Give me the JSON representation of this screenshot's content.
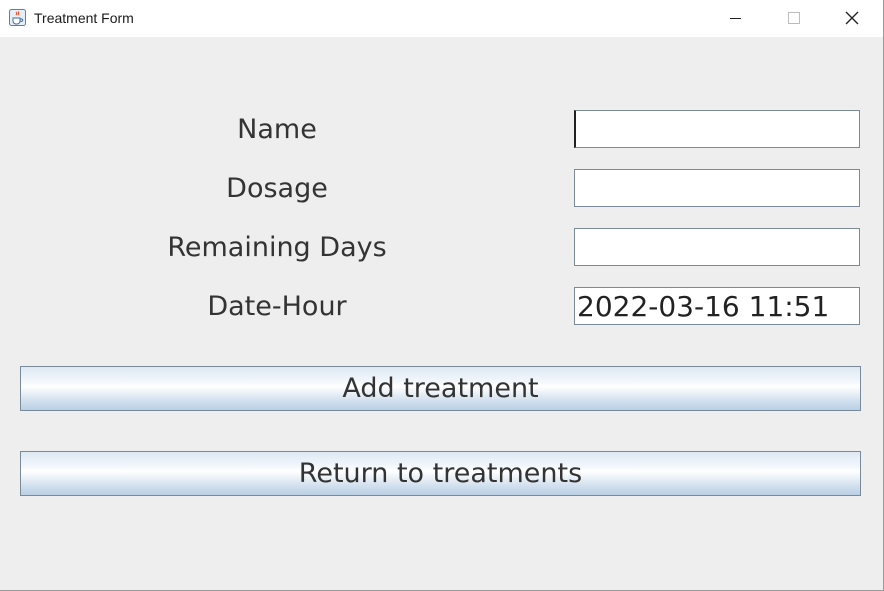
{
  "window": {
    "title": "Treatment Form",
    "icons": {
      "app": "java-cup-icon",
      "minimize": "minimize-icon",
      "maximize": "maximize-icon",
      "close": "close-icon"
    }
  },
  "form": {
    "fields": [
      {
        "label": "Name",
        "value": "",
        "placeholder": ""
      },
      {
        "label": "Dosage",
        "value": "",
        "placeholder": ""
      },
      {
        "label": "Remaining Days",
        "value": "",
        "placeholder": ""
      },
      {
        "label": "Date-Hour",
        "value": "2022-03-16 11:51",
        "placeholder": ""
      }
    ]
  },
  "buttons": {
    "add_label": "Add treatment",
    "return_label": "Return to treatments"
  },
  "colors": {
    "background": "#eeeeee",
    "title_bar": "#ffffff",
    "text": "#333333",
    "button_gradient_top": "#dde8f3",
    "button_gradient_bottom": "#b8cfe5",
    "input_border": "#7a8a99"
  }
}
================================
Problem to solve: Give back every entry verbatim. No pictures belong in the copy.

Output below:
Give me the JSON representation of this screenshot's content.
{
  "window": {
    "title": "Treatment Form",
    "icons": {
      "app": "java-cup-icon",
      "minimize": "minimize-icon",
      "maximize": "maximize-icon",
      "close": "close-icon"
    }
  },
  "form": {
    "fields": [
      {
        "label": "Name",
        "value": "",
        "placeholder": ""
      },
      {
        "label": "Dosage",
        "value": "",
        "placeholder": ""
      },
      {
        "label": "Remaining Days",
        "value": "",
        "placeholder": ""
      },
      {
        "label": "Date-Hour",
        "value": "2022-03-16 11:51",
        "placeholder": ""
      }
    ]
  },
  "buttons": {
    "add_label": "Add treatment",
    "return_label": "Return to treatments"
  },
  "colors": {
    "background": "#eeeeee",
    "title_bar": "#ffffff",
    "text": "#333333",
    "button_gradient_top": "#dde8f3",
    "button_gradient_bottom": "#b8cfe5",
    "input_border": "#7a8a99"
  }
}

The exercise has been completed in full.